WHAT IS REQUIRED = Leave out the pictures and restate the rest of the data exactly.

##### SOURCE MATERIAL #####

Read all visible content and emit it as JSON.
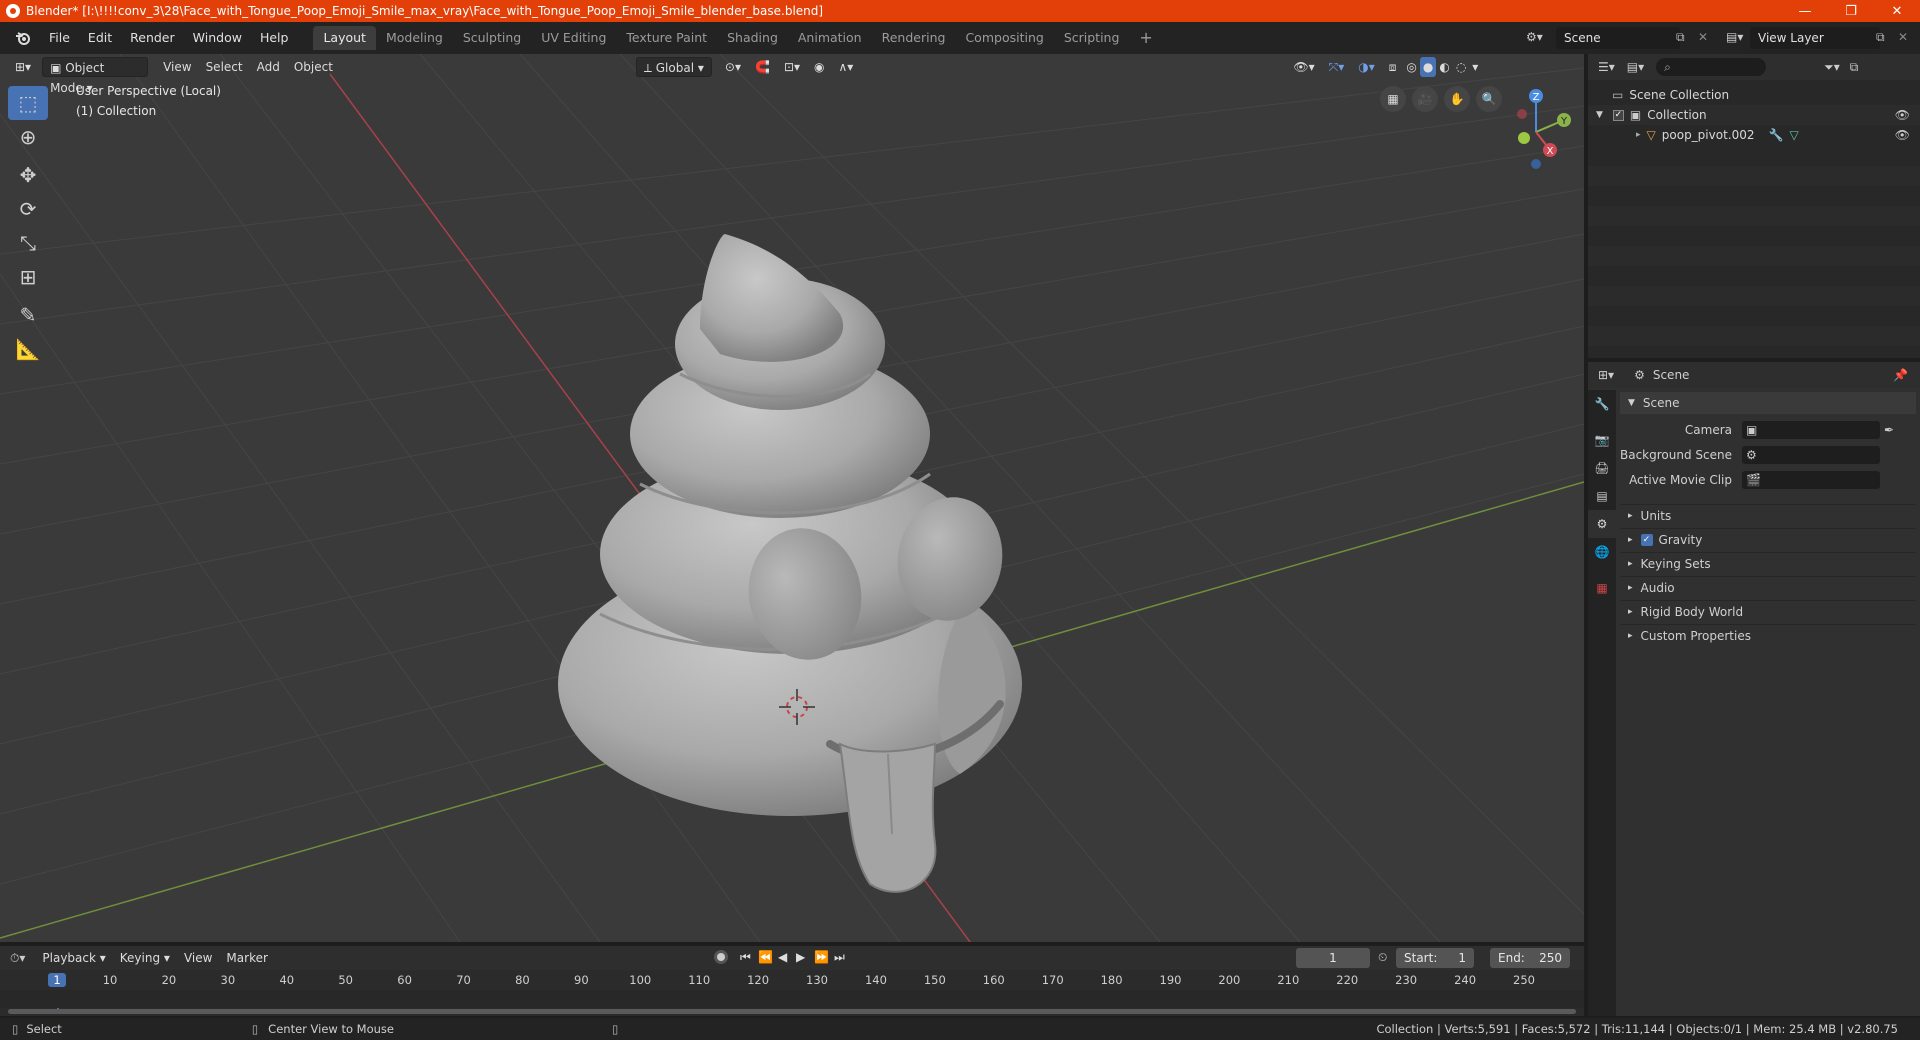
{
  "window": {
    "title": "Blender* [I:\\!!!!conv_3\\28\\Face_with_Tongue_Poop_Emoji_Smile_max_vray\\Face_with_Tongue_Poop_Emoji_Smile_blender_base.blend]",
    "minimize": "—",
    "maximize": "❐",
    "close": "✕"
  },
  "menu": [
    "File",
    "Edit",
    "Render",
    "Window",
    "Help"
  ],
  "workspaces": [
    "Layout",
    "Modeling",
    "Sculpting",
    "UV Editing",
    "Texture Paint",
    "Shading",
    "Animation",
    "Rendering",
    "Compositing",
    "Scripting"
  ],
  "active_workspace": "Layout",
  "scene_name": "Scene",
  "view_layer": "View Layer",
  "viewport": {
    "mode": "Object Mode",
    "menus": [
      "View",
      "Select",
      "Add",
      "Object"
    ],
    "orientation": "Global",
    "perspective_label": "User Perspective (Local)",
    "collection_label": "(1) Collection",
    "gizmo": {
      "x": "X",
      "y": "Y",
      "z": "Z"
    }
  },
  "outliner": {
    "root": "Scene Collection",
    "collection": "Collection",
    "object": "poop_pivot.002"
  },
  "properties": {
    "header": "Scene",
    "section": "Scene",
    "fields": [
      {
        "label": "Camera",
        "value": ""
      },
      {
        "label": "Background Scene",
        "value": ""
      },
      {
        "label": "Active Movie Clip",
        "value": ""
      }
    ],
    "subpanels": [
      "Units",
      "Gravity",
      "Keying Sets",
      "Audio",
      "Rigid Body World",
      "Custom Properties"
    ],
    "gravity_checked": true
  },
  "timeline": {
    "menus": [
      "Playback",
      "Keying",
      "View",
      "Marker"
    ],
    "current_frame": "1",
    "start_label": "Start:",
    "start": "1",
    "end_label": "End:",
    "end": "250",
    "ticks": [
      "1",
      "10",
      "20",
      "30",
      "40",
      "50",
      "60",
      "70",
      "80",
      "90",
      "100",
      "110",
      "120",
      "130",
      "140",
      "150",
      "160",
      "170",
      "180",
      "190",
      "200",
      "210",
      "220",
      "230",
      "240",
      "250"
    ]
  },
  "status": {
    "left_action": "Select",
    "middle_action": "Center View to Mouse",
    "stats": "Collection | Verts:5,591 | Faces:5,572 | Tris:11,144 | Objects:0/1 | Mem: 25.4 MB | v2.80.75"
  },
  "colors": {
    "title_bar": "#e34009",
    "accent": "#4772b3",
    "viewport_bg": "#3a3a3a",
    "x_axis": "#cf4a55",
    "y_axis": "#8ab44a",
    "z_axis": "#4a8de0"
  }
}
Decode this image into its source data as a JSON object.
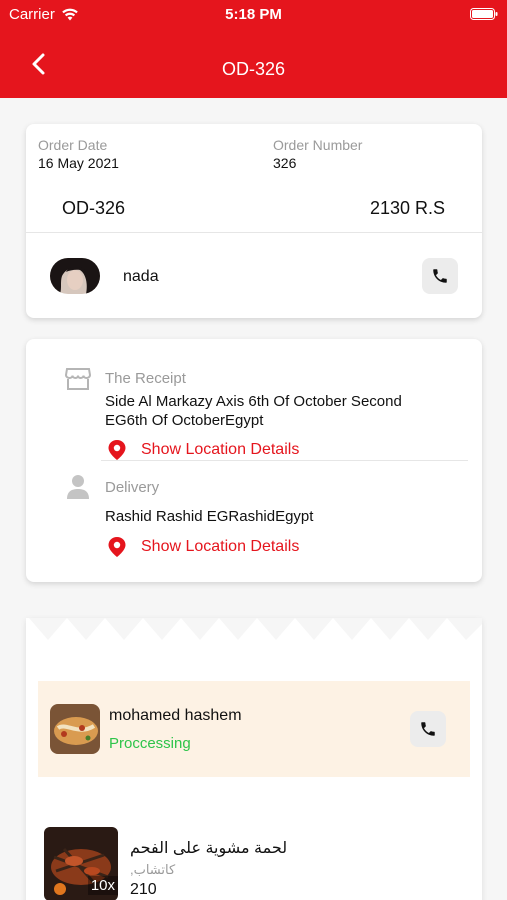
{
  "status_bar": {
    "carrier": "Carrier",
    "time": "5:18 PM"
  },
  "nav": {
    "title": "OD-326"
  },
  "order": {
    "date_label": "Order Date",
    "date_value": "16 May 2021",
    "number_label": "Order Number",
    "number_value": "326",
    "code": "OD-326",
    "total": "2130 R.S",
    "customer_name": "nada"
  },
  "addresses": {
    "receipt_label": "The Receipt",
    "receipt_line1": "Side Al Markazy Axis 6th Of October Second",
    "receipt_line2": "EG6th Of OctoberEgypt",
    "receipt_link": "Show Location Details",
    "delivery_label": "Delivery",
    "delivery_address": "Rashid Rashid EGRashidEgypt",
    "delivery_link": "Show Location Details"
  },
  "provider": {
    "name": "mohamed hashem",
    "status": "Proccessing",
    "status_color": "#2ec44a"
  },
  "product": {
    "name": "لحمة مشوية على الفحم",
    "subtitle": "كاتشاب,",
    "price": "210",
    "quantity": "10x"
  },
  "colors": {
    "brand": "#e5151d",
    "accent_bg": "#fdf2e4"
  }
}
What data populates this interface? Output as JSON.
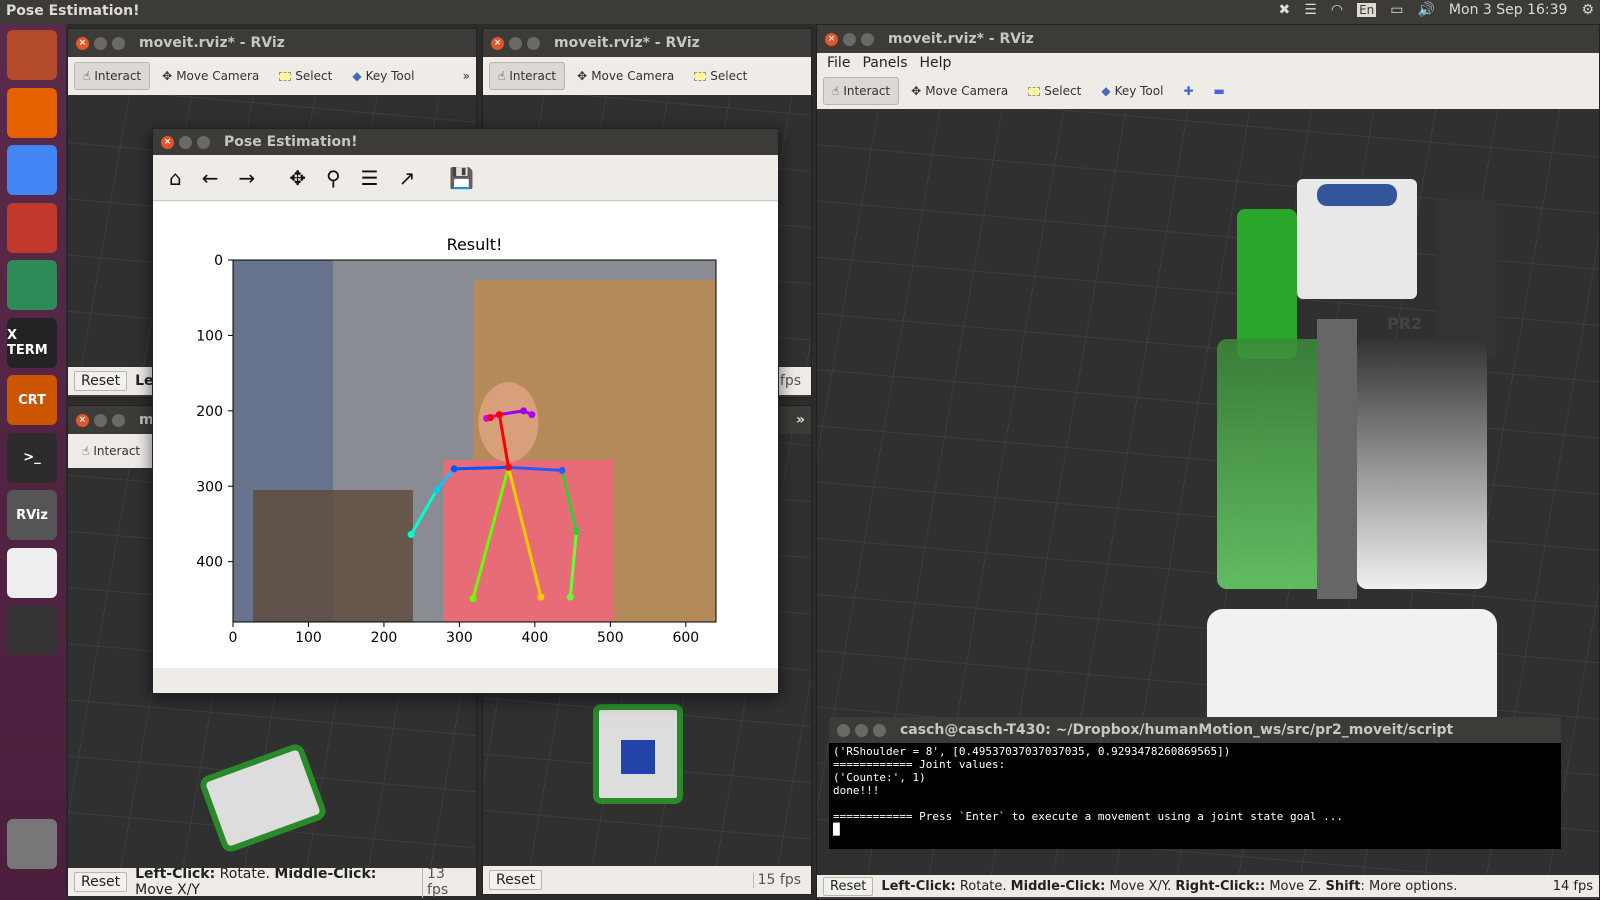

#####

FINISHED TASK =
Read all visible content and emit it as JSON.
{
  "window": {
    "title": "Blender* [I:\\!!!!conv_3\\28\\Face_with_Tongue_Poop_Emoji_Smile_max_vray\\Face_with_Tongue_Poop_Emoji_Smile_blender_base.blend]",
    "minimize": "—",
    "maximize": "❐",
    "close": "✕"
  },
  "menu": [
    "File",
    "Edit",
    "Render",
    "Window",
    "Help"
  ],
  "workspaces": [
    "Layout",
    "Modeling",
    "Sculpting",
    "UV Editing",
    "Texture Paint",
    "Shading",
    "Animation",
    "Rendering",
    "Compositing",
    "Scripting"
  ],
  "active_workspace": "Layout",
  "scene_name": "Scene",
  "view_layer": "View Layer",
  "viewport": {
    "mode": "Object Mode",
    "menus": [
      "View",
      "Select",
      "Add",
      "Object"
    ],
    "orientation": "Global",
    "perspective_label": "User Perspective (Local)",
    "collection_label": "(1) Collection",
    "gizmo": {
      "x": "X",
      "y": "Y",
      "z": "Z"
    }
  },
  "outliner": {
    "root": "Scene Collection",
    "collection": "Collection",
    "object": "poop_pivot.002"
  },
  "properties": {
    "header": "Scene",
    "section": "Scene",
    "fields": [
      {
        "label": "Camera",
        "value": ""
      },
      {
        "label": "Background Scene",
        "value": ""
      },
      {
        "label": "Active Movie Clip",
        "value": ""
      }
    ],
    "subpanels": [
      "Units",
      "Gravity",
      "Keying Sets",
      "Audio",
      "Rigid Body World",
      "Custom Properties"
    ],
    "gravity_checked": true
  },
  "timeline": {
    "menus": [
      "Playback",
      "Keying",
      "View",
      "Marker"
    ],
    "current_frame": "1",
    "start_label": "Start:",
    "start": "1",
    "end_label": "End:",
    "end": "250",
    "ticks": [
      "1",
      "10",
      "20",
      "30",
      "40",
      "50",
      "60",
      "70",
      "80",
      "90",
      "100",
      "110",
      "120",
      "130",
      "140",
      "150",
      "160",
      "170",
      "180",
      "190",
      "200",
      "210",
      "220",
      "230",
      "240",
      "250"
    ]
  },
  "status": {
    "left_action": "Select",
    "middle_action": "Center View to Mouse",
    "stats": "Collection | Verts:5,591 | Faces:5,572 | Tris:11,144 | Objects:0/1 | Mem: 25.4 MB | v2.80.75"
  },
  "colors": {
    "title_bar": "#e34009",
    "accent": "#4772b3",
    "viewport_bg": "#3a3a3a",
    "x_axis": "#cf4a55",
    "y_axis": "#8ab44a",
    "z_axis": "#4a8de0"
  }
}
Decode this image into its source data as a JSON object.
{
  "status_bar": {
    "carrier": "Carrier",
    "time": "5:18 PM"
  },
  "nav": {
    "title": "OD-326"
  },
  "order": {
    "date_label": "Order Date",
    "date_value": "16 May 2021",
    "number_label": "Order Number",
    "number_value": "326",
    "code": "OD-326",
    "total": "2130 R.S",
    "customer_name": "nada"
  },
  "addresses": {
    "receipt_label": "The Receipt",
    "receipt_line1": "Side Al Markazy Axis 6th Of October Second",
    "receipt_line2": "EG6th Of OctoberEgypt",
    "receipt_link": "Show Location Details",
    "delivery_label": "Delivery",
    "delivery_address": "Rashid Rashid EGRashidEgypt",
    "delivery_link": "Show Location Details"
  },
  "provider": {
    "name": "mohamed hashem",
    "status": "Proccessing",
    "status_color": "#2ec44a"
  },
  "product": {
    "name": "لحمة مشوية على الفحم",
    "subtitle": "كاتشاب,",
    "price": "210",
    "quantity": "10x"
  },
  "colors": {
    "brand": "#e5151d",
    "accent_bg": "#fdf2e4"
  }
}
What data populates this interface? Output as JSON.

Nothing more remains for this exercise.